COLUMBIA, S.C. (AP) — South Carolina lawmakers are again considering a bill that would ban most abortions in the state and it seems much more likely to pass this time thanks to conservative gains in the General Assembly and at the U.S. Supreme Court.
The ban on abortions once a fetal heartbeat can be detected, usually around six weeks after conception, have passed in several other states, but can't be enforced because of court challenges.
For years, the “South Carolina Fetal Heartbeat and Protection from Abortion Act ” or similar proposals have made it through the House and all the way to the full Senate. But backers could not get two-thirds of senators to agree to overcome a procedural hurdle and vote on the ban. Some supporters of the bill were also hesitant to pass it because of the risk and expense of having it thrown out by the courts.
Two things changed in late 2020. Republicans picked up three Senate seats from Democrats and boosted their majority to 30 of the chamber's 46 seats. And there was the death of Justice Ruth Bader Ginsburg, a reliable U.S. Supreme Court vote against stricter abortion bans. She was replaced by Amy Coney Barrett, widely expected to be a conservative abortion opponent when she rules.
Firmly in the Bible Belt, South Carolina was at the forefront of stricter abortion laws before the turn of the century. But lately, conservatives have been frustrated as nearly a dozen other states — including neighboring Georgia, nearby Tennessee and further off Missouri — passed the stricter bans. The laws are all tied up in courts
“I can’t believe we are still having this conversation," said Chris Smith, the state coordinator for the National Day of Prayer. “We’ve been at this a while. It’s time to get it passed.”
One sign of the greater likelihood of passage this year was the small group of senators holding a public hearing on the proposal Thursday, just the third day of the session. Usually the House passes the proposal first by a wide margin before it stalls in the other chamber. The bill was identified as "S-1" for this session, another symbolic gesture.
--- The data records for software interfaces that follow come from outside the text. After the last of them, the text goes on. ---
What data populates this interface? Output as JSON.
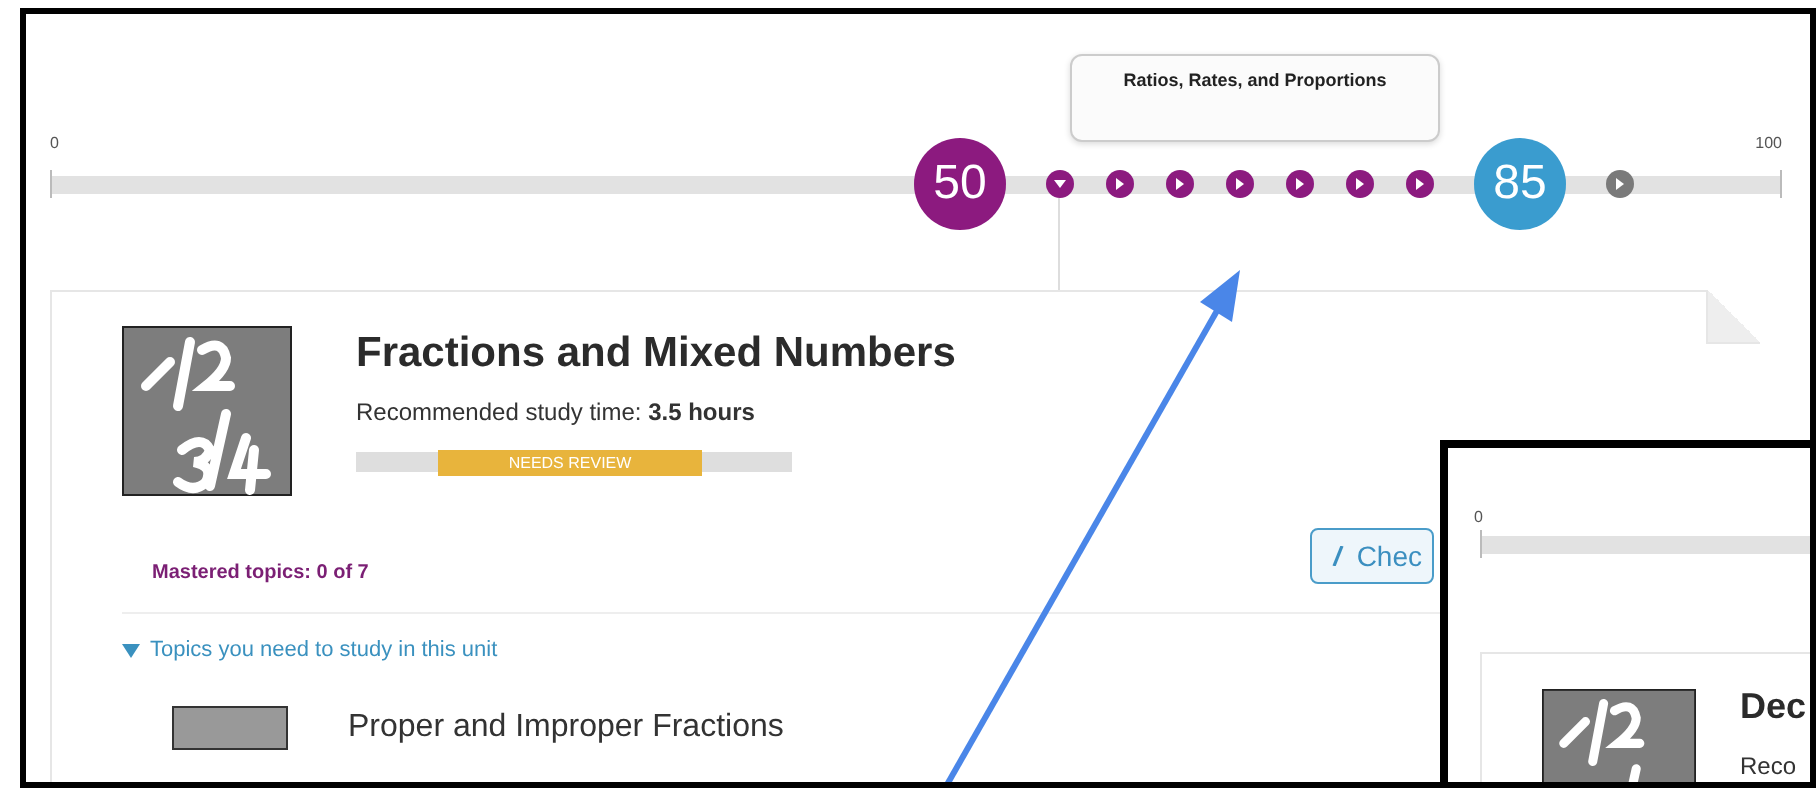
{
  "timeline": {
    "start_label": "0",
    "end_label": "100",
    "markers": [
      {
        "kind": "score",
        "label": "50",
        "color": "#8c1a7f"
      },
      {
        "kind": "step",
        "expanded": true,
        "color": "#8c1a7f"
      },
      {
        "kind": "step",
        "expanded": false,
        "color": "#8c1a7f"
      },
      {
        "kind": "step",
        "expanded": false,
        "color": "#8c1a7f"
      },
      {
        "kind": "step",
        "expanded": false,
        "color": "#8c1a7f",
        "tooltip": "Ratios, Rates, and Proportions"
      },
      {
        "kind": "step",
        "expanded": false,
        "color": "#8c1a7f"
      },
      {
        "kind": "step",
        "expanded": false,
        "color": "#8c1a7f"
      },
      {
        "kind": "step",
        "expanded": false,
        "color": "#8c1a7f"
      },
      {
        "kind": "score",
        "label": "85",
        "color": "#3a9ccf"
      },
      {
        "kind": "step",
        "expanded": false,
        "color": "#7a7a7a"
      }
    ]
  },
  "unit": {
    "title": "Fractions and Mixed Numbers",
    "study_time": "Recommended study time: **3.5 hours**",
    "status": "NEEDS REVIEW",
    "check_button": "Chec",
    "mastered": "Mastered topics: 0 of 7",
    "topics_toggle": {
      "label": "Topics you need to study in this unit",
      "expanded": true
    },
    "topics": [
      {
        "title": "Proper and Improper Fractions"
      }
    ]
  },
  "inset": {
    "start_label": "0",
    "title": "Dec",
    "study_time": "Reco"
  }
}
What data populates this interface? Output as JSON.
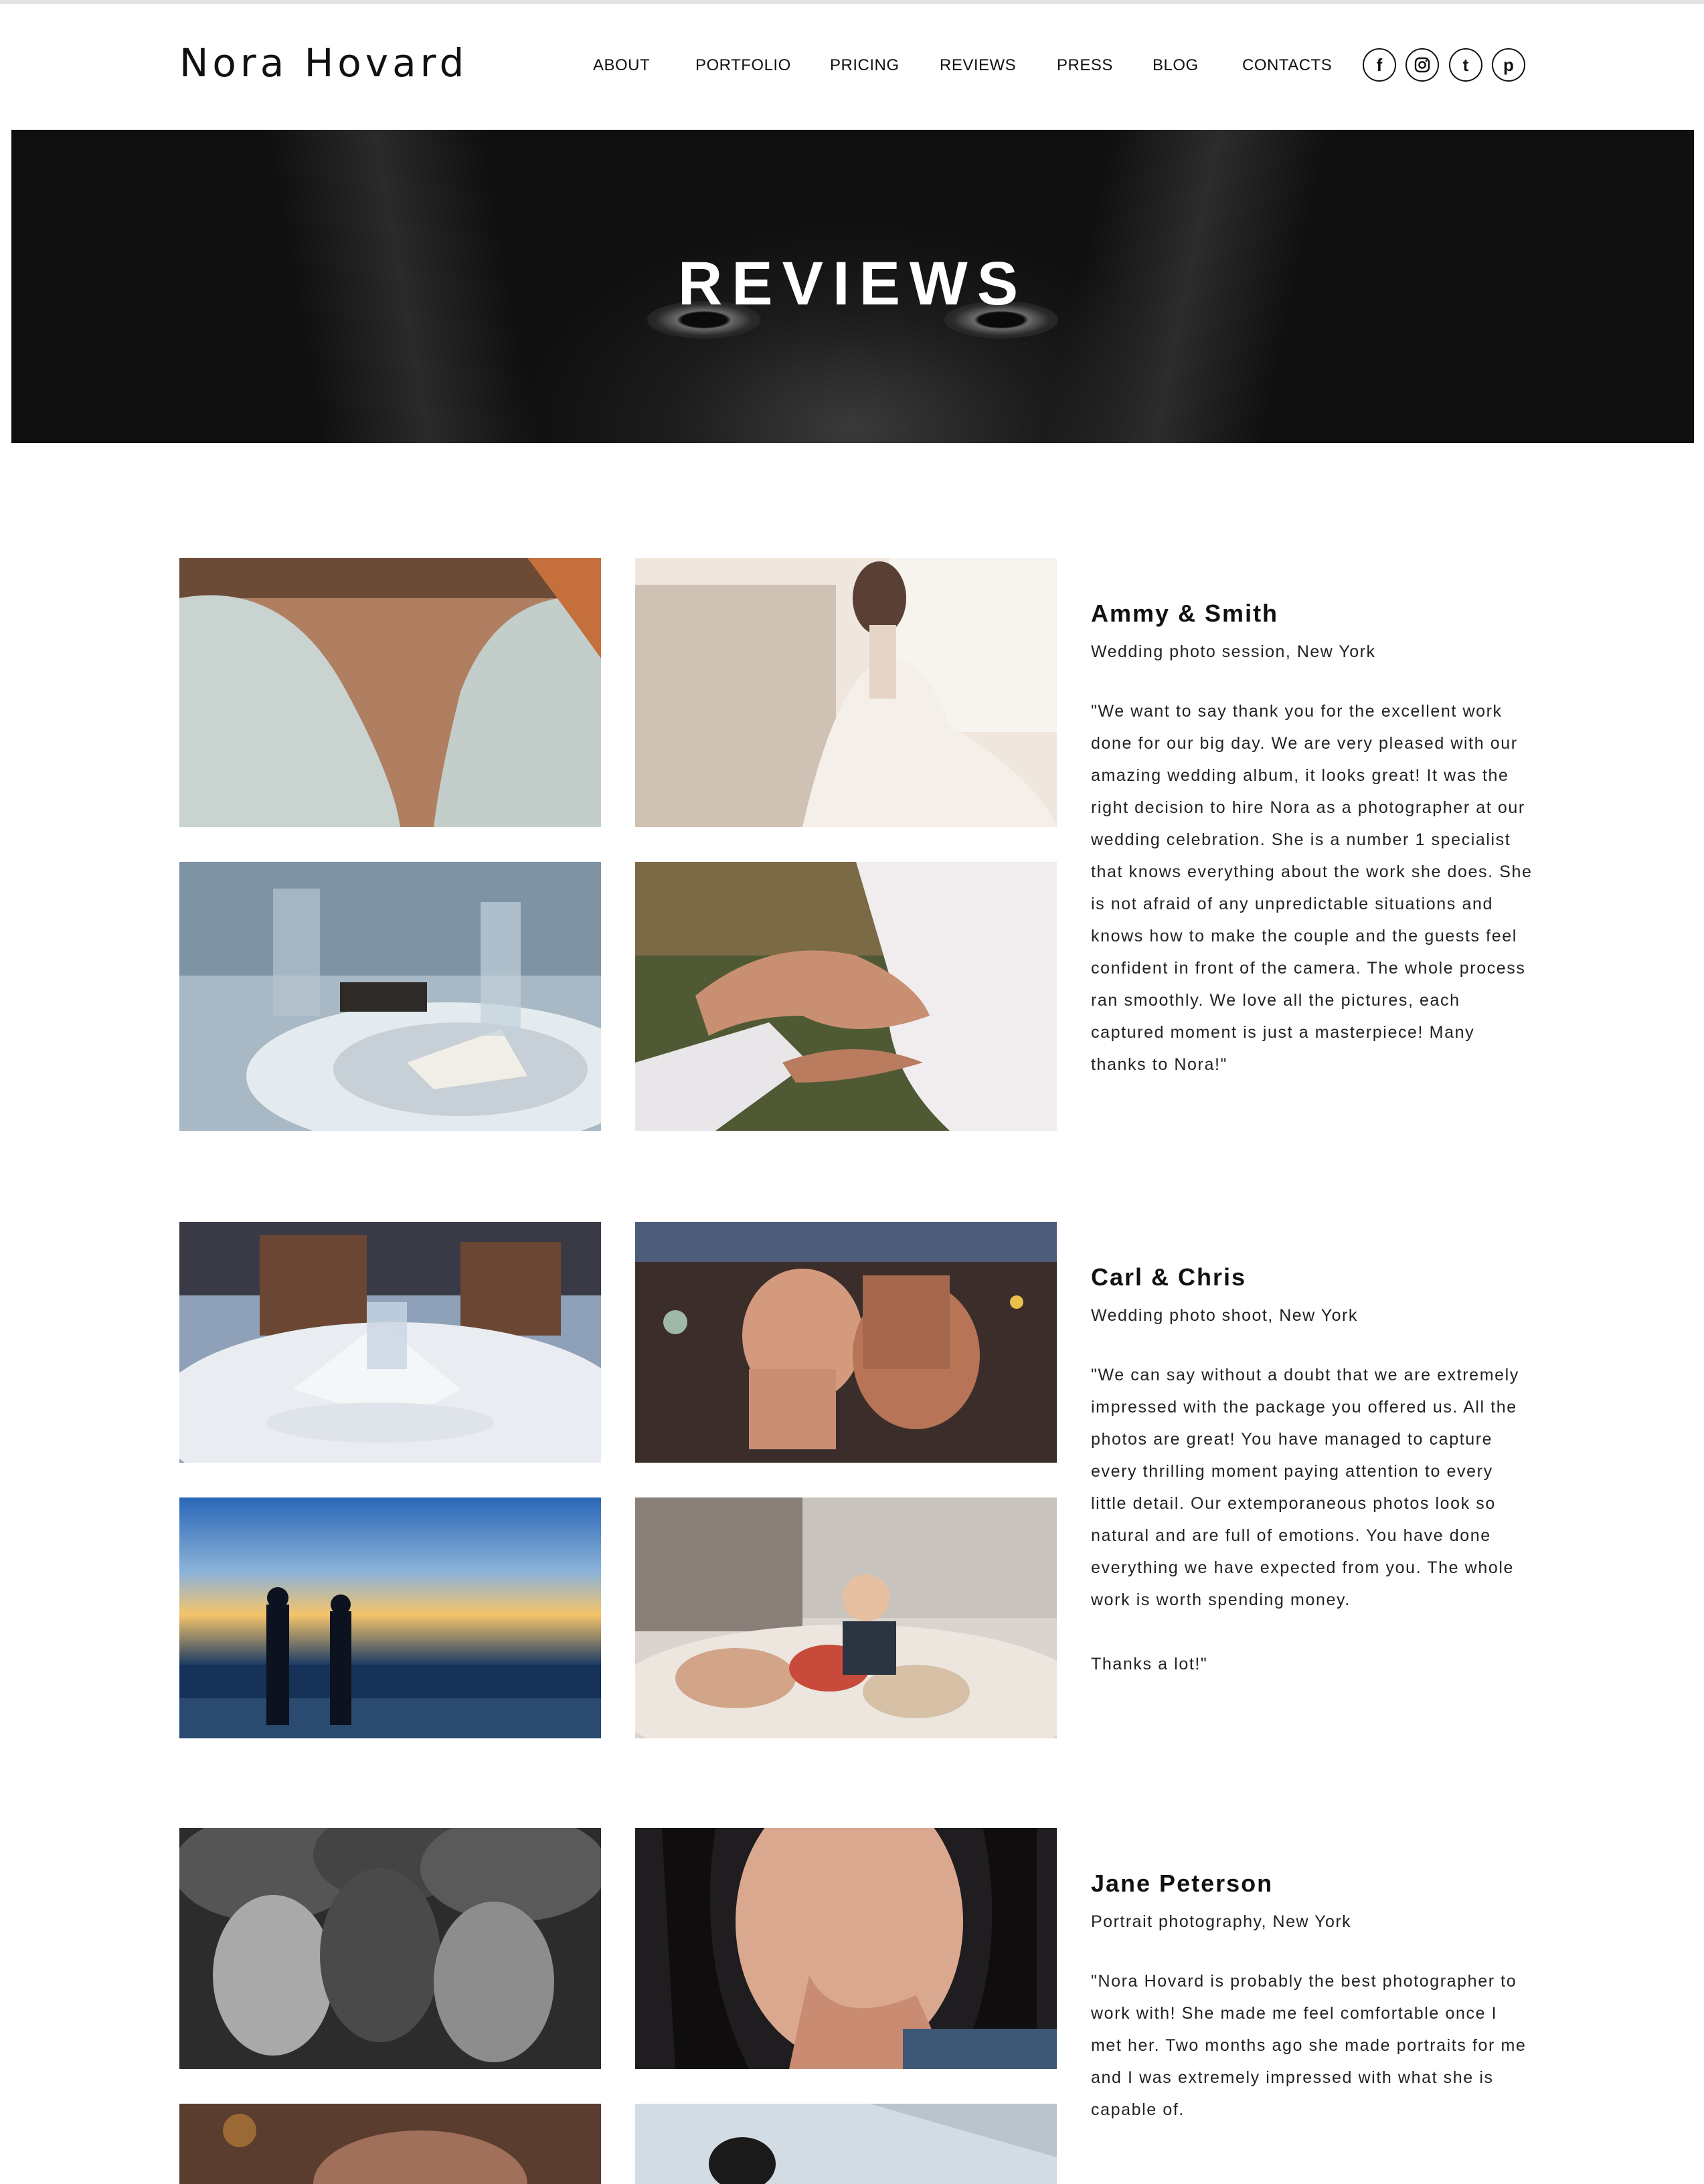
{
  "site": {
    "logo": "Nora Hovard",
    "nav": [
      "ABOUT",
      "PORTFOLIO",
      "PRICING",
      "REVIEWS",
      "PRESS",
      "BLOG",
      "CONTACTS"
    ],
    "social": [
      {
        "icon": "facebook-icon",
        "glyph": "f"
      },
      {
        "icon": "instagram-icon",
        "glyph": ""
      },
      {
        "icon": "tumblr-icon",
        "glyph": "t"
      },
      {
        "icon": "pinterest-icon",
        "glyph": "p"
      }
    ]
  },
  "hero": {
    "title": "REVIEWS"
  },
  "reviews": [
    {
      "name": "Ammy & Smith",
      "subtitle": "Wedding photo session, New York",
      "paragraphs": [
        "\"We want to say thank you for the excellent work done for our big day. We are very pleased with our amazing wedding album, it looks great! It was the right decision to hire Nora as a photographer at our wedding celebration. She is a number 1 specialist that knows everything about the work she does. She is not afraid of any unpredictable situations and knows how to make the couple and the guests feel confident in front of the camera. The whole process ran smoothly. We love all the pictures, each captured moment is just a masterpiece! Many thanks to Nora!\""
      ],
      "photos": [
        "lace-dress-back",
        "bride-on-sofa",
        "groom-table-setting",
        "holding-hands"
      ]
    },
    {
      "name": "Carl & Chris",
      "subtitle": "Wedding photo shoot, New York",
      "paragraphs": [
        "\"We can say without a doubt that we are extremely impressed with the package you offered us. All the photos are great! You have managed to capture every thrilling moment paying attention to every little detail. Our extemporaneous photos look so natural and are full of emotions. You have done everything we have expected from you. The whole work is worth spending money.",
        "Thanks a lot!\""
      ],
      "photos": [
        "restaurant-table",
        "two-women-flowers",
        "couple-sunset-beach",
        "child-with-camera"
      ]
    },
    {
      "name": "Jane Peterson",
      "subtitle": "Portrait photography, New York",
      "paragraphs": [
        "\"Nora Hovard is probably the best photographer to work with! She made me feel comfortable once I met her. Two months ago she made portraits for me and I was extremely impressed with what she is capable of."
      ],
      "photos": [
        "three-women-portrait",
        "woman-portrait",
        "portrait-3",
        "portrait-4"
      ]
    }
  ]
}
Gov. Henry McMaster said again in Wednesday's State of the State address he would sign it immediately if it passes.
The bill's opponents said it would virtually outlaw all abortions by making them illegal, usually around six weeks after conception. They said most women don’t realize they are pregnant before a heartbeat is detected. They also questioned why the Senate Medical Affairs Committee decided to take up abortion instead of COVID-19, which has killed more than 5,400 people in the state.
Not all roadblocks have been removed. The bill does have exceptions if the life of the mother is at risk, but currently no exceptions for pregnancies caused by rape or incest.
Republican Subcommittee Chairman Tom Davis said it would have to have the rape exception and include guaranteed health care for pregnant woman, allow birth control without a monthly prescription and extra support for adoption and foster care for him to support it at the end.
"We have to focus on their well-being after they are born,” the Beaufort Republican said.
Davis did join with two other Republicans to advance the proposal on a 3-2 vote.
Similar bills have passed in recent years in Louisiana, Georgia, Kentucky, Mississippi and Ohio. Missouri approved a ban on abortions after eight weeks of pregnancy and Alabama lawmakers simply outlawed all abortions. All of them remain tied up in courts.
Officials said 101 people signed up to speak at Thursday's hearing. Davis gave them all three minutes while suggesting minds would not be changed.
“It is a bill upon which individual have voiced their opinion both for and against extensively," Davis said.
Before even an hour passed, Democratic lawmakers appeared tired of the stream of pastors and religious groups calling for the ban.
“Help us with useful information. The political speeches and pastors preaching a sermon — I’ve got a pastor," said state Sen. Marlon Kimpson, D-Charleston. “Quite frankly, I'm more interested today in hearing from the doctors and people with medical expertise.”
Sen. Richard Cash, who was elected to the Senate in 2017 in great part for his zealous push to ban all abortions, said everyone who wished to speak should be heard.
“The citizens have come to speak. I believe they have a right to their three minutes.," the Republican from Anderson County said. "If they want to speak as a pastor, a homemaker any other person of our society, they are welcome.”
Follow Jeffrey Collins on Twitter at https://twitter.com/JSCollinsAP.